How I Negotiated My Rent in San Francisco
When I moved to San Francisco from New York in 2006, I was lucky to have built up a small amount of savings. I’d lived at home for a year after graduating from college, and my poorly paying job in publishing had a surprisingly generous retirement policy. I’d moved simply to have a change in my life, and with several close friends already living in San Francisco, it felt like an obvious choice. Still, I didn’t have a job or an apartment when I arrived. My friend Amanda’s parents generously offered to let me stay at their house for as long as I needed to. At my insistence, I paid them $200 every month in rent. I got a temp job doing admin work at an architecture firm in downtown San Francisco so that I could have some income while searching for a permanent job and an apartment.
Like a lot of temp work, my days weren’t exactly bustling. I spent a lot of time on a freelance job I’d taken on before leaving New York: a page-a-day cat calendar that involved writing something cat-related for every day of the year. It was easy and lovely living with Amanda’s parents, who treated me like the adult child I felt like, but I knew I’d have to find my own place eventually. Still, I hesitated. I felt intimidated by the possibility of living with strangers, which I hadn’t done before. After I’d moved out of my parents’ place in New York, I’d lived in two different apartments, both with my boyfriend. Now I’d up and and left my apartment and my boyfriend back in Brooklyn. It felt lonely.

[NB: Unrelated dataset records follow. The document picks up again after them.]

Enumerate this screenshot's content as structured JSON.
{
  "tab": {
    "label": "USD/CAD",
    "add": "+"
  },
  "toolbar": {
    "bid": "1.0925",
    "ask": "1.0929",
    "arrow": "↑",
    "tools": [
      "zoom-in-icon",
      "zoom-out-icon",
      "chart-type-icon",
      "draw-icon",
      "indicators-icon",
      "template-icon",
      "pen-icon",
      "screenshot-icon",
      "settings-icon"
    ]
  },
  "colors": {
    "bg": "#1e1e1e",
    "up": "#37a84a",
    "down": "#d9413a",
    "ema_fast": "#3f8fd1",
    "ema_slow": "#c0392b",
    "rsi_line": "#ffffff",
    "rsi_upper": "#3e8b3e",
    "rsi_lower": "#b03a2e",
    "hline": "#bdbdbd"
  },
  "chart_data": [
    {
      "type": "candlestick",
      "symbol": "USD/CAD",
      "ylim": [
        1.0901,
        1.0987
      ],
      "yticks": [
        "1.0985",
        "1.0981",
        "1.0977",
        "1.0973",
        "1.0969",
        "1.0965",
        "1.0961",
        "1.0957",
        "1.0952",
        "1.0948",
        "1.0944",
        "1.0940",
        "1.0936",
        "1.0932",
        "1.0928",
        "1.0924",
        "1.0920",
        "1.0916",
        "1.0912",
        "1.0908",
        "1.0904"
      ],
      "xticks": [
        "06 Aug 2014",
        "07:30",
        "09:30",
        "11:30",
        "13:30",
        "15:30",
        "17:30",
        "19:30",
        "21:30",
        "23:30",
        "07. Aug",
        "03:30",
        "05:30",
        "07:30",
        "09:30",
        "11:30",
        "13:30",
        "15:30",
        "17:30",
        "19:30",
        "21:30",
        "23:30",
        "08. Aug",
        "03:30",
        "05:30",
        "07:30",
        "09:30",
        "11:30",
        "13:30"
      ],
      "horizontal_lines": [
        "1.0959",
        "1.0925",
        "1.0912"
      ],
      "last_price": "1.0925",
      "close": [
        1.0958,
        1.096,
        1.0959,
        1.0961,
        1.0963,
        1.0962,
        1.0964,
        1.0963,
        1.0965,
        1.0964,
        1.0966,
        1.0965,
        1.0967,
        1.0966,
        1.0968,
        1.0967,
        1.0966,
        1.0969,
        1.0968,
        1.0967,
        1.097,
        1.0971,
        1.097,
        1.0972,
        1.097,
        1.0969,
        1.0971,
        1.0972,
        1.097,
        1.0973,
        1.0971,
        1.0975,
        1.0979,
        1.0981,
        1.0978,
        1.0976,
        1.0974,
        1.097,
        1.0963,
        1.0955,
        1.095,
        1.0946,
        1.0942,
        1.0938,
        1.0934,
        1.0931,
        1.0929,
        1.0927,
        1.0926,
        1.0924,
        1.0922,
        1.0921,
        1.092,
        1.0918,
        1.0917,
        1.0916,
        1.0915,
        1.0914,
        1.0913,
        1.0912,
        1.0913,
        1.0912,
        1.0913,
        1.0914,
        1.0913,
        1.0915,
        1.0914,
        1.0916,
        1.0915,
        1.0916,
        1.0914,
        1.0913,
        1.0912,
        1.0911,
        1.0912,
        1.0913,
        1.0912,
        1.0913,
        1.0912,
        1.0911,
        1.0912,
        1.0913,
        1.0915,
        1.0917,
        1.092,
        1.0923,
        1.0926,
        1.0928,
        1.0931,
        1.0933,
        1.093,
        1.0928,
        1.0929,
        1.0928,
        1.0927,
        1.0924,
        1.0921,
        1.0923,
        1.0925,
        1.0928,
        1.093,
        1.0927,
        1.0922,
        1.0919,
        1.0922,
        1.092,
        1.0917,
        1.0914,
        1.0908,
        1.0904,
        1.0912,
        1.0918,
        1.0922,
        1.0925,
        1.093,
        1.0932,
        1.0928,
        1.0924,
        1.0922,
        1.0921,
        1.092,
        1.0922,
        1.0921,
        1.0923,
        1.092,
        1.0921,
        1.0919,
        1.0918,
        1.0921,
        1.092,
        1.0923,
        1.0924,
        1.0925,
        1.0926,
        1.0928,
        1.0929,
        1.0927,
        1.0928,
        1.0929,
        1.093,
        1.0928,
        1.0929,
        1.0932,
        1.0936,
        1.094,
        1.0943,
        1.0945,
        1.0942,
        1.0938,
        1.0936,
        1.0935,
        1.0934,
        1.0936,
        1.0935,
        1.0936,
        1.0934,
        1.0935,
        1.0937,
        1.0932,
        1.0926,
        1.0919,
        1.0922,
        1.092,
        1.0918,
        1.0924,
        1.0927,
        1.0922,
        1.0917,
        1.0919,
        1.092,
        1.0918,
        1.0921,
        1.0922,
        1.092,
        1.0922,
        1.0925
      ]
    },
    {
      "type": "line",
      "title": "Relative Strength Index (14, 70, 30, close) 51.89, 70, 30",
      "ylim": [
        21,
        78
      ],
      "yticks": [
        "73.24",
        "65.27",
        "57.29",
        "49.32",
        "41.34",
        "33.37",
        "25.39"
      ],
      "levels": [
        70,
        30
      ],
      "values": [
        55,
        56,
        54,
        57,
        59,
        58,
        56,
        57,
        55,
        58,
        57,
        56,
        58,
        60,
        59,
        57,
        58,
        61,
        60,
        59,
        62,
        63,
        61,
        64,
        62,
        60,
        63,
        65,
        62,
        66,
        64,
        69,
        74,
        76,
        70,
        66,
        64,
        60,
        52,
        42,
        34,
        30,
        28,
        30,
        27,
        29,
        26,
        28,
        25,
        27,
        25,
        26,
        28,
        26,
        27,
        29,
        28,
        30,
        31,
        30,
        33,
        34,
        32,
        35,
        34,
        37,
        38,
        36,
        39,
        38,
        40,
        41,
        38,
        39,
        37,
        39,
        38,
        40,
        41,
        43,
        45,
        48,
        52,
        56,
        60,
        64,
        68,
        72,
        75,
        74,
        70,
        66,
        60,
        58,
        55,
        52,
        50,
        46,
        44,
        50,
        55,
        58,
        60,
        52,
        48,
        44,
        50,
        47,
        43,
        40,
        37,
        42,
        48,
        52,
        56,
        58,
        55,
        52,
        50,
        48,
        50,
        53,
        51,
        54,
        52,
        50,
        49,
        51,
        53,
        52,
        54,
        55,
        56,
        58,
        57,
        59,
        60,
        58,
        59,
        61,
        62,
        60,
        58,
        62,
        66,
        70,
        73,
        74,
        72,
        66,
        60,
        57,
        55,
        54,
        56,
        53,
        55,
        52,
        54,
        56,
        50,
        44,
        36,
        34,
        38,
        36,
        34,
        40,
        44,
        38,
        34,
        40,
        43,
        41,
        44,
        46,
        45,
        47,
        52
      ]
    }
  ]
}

I was curious about living alone, but didn’t consider pursuing it very seriously. I wasn’t sure it was a good fit for my personality. I also knew enough to realize that San Francisco was hardly any better than New York as far as cost of living. By happenstance, one of the men who worked in the architecture office asked me about my apartment search, and explained that he was planning to leave his one-bedroom in the Castro if I was interested in it. I told him I was sure I couldn’t afford it, but he said I should come by to see the apartment anyway. If I liked it, he’d put me in touch with his landlord. Maybe we could work something out.
I called my brother and told him I was thinking about living alone. “Really?” he responded. “I mean, I would never want to live alone, but I guess some people like it.”
I went to see the apartment on a cold Sunday in December. I met my colleague on his front stoop and we walked in together. He had told me that he’d lived here for 10 years, and was leaving so that he could move into his girlfriend’s place, where he spent all his time anyway.
It showed. As soon as we unlocked the door of the building, we encountered a thick layer of coupon fliers covering the entire entryway like a paper ocean. It appeared to be the buildup of weeks, or maybe months, of mail delivery. He had to shove the front door hard in order to create a path through the coupons wide enough for us to walk through. I followed him up a dusty flight of carpeted stairs and entered the apartment at the top of the landing.
My first impression was that it was horribly depressing. Again, my colleague’s relative absence in his own apartment was obvious. The apartment, a small one-bedroom, looked slightly abandoned. Bare bulbs dangled from the ceiling and a sagging three-legged butcher block sat in a corner of the tiny kitchen like a stout troll. The flooring was stained linoleum in a parquet pattern. Despite this initial bad impression, I also saw nice ceiling fixtures, delicate molding, and design details like a marble mantel (the fireplace had been bricked in) and three big windows spanning one wall of the living room. I am not a handy, fixer-upper type, but despite my worries about the financial and possible psychological strains of living alone, I was interested.
I spoke to the landlord and learned that he wanted to rent it for $1,400 a month—an amount that I squarely could not afford. Amanda’s parents, god bless them, assured me that I could stay at their house for as long as I wanted, and that shouldn’t feel like I had to take the first apartment that came along. I sat down with some friends, who suggested that I should negotiate with the landlord. What could I offer the him in exchange for lowering the rent? We came up with a short list that consisted mostly of variations of
• Avoiding the hassle of posting on Craiglist
• Avoiding the expense of basic improvements like painting, etc.
• Helping with building upkeep (questionable; again—not handy)
• Promising to be a model tenant (desperate; who hasn’t said this?)
I called the landlord back and explained that I really wanted the apartment, but that on my salary ($36,000) there was no way I could afford $1,400 a month. But, I added, if he was willing to rent it to me for less, I would move in as-is. There would be no need to paint or spiff the place up at all. I promised to pay my rent on time every month and be quiet as a dormouse. He asked me what I thought I could afford, and I told him $900 a month. He counter-offered with $1,050, on the understanding, later written into the lease, that in exchange for reduced rent, I would help keep the building tidy. Maybe he was also tired of wading through weeks of coupon detritus.
It didn’t seem like the kind of negotiation that ever would have worked out, but it did. I quickly accepted his offer, high on the thrill of a successful negotiation, even though it was still far more than I’d ever paid in rent. A cadre of friends helped me move in a month later on a sunny Saturday morning. The west facing windows let in tons of light, even on short winter days. And as it turned out, I loved living alone.
Leda Marritz is the Creative Director at DeepRoot Green Infrastructure. She still lives in San Francisco.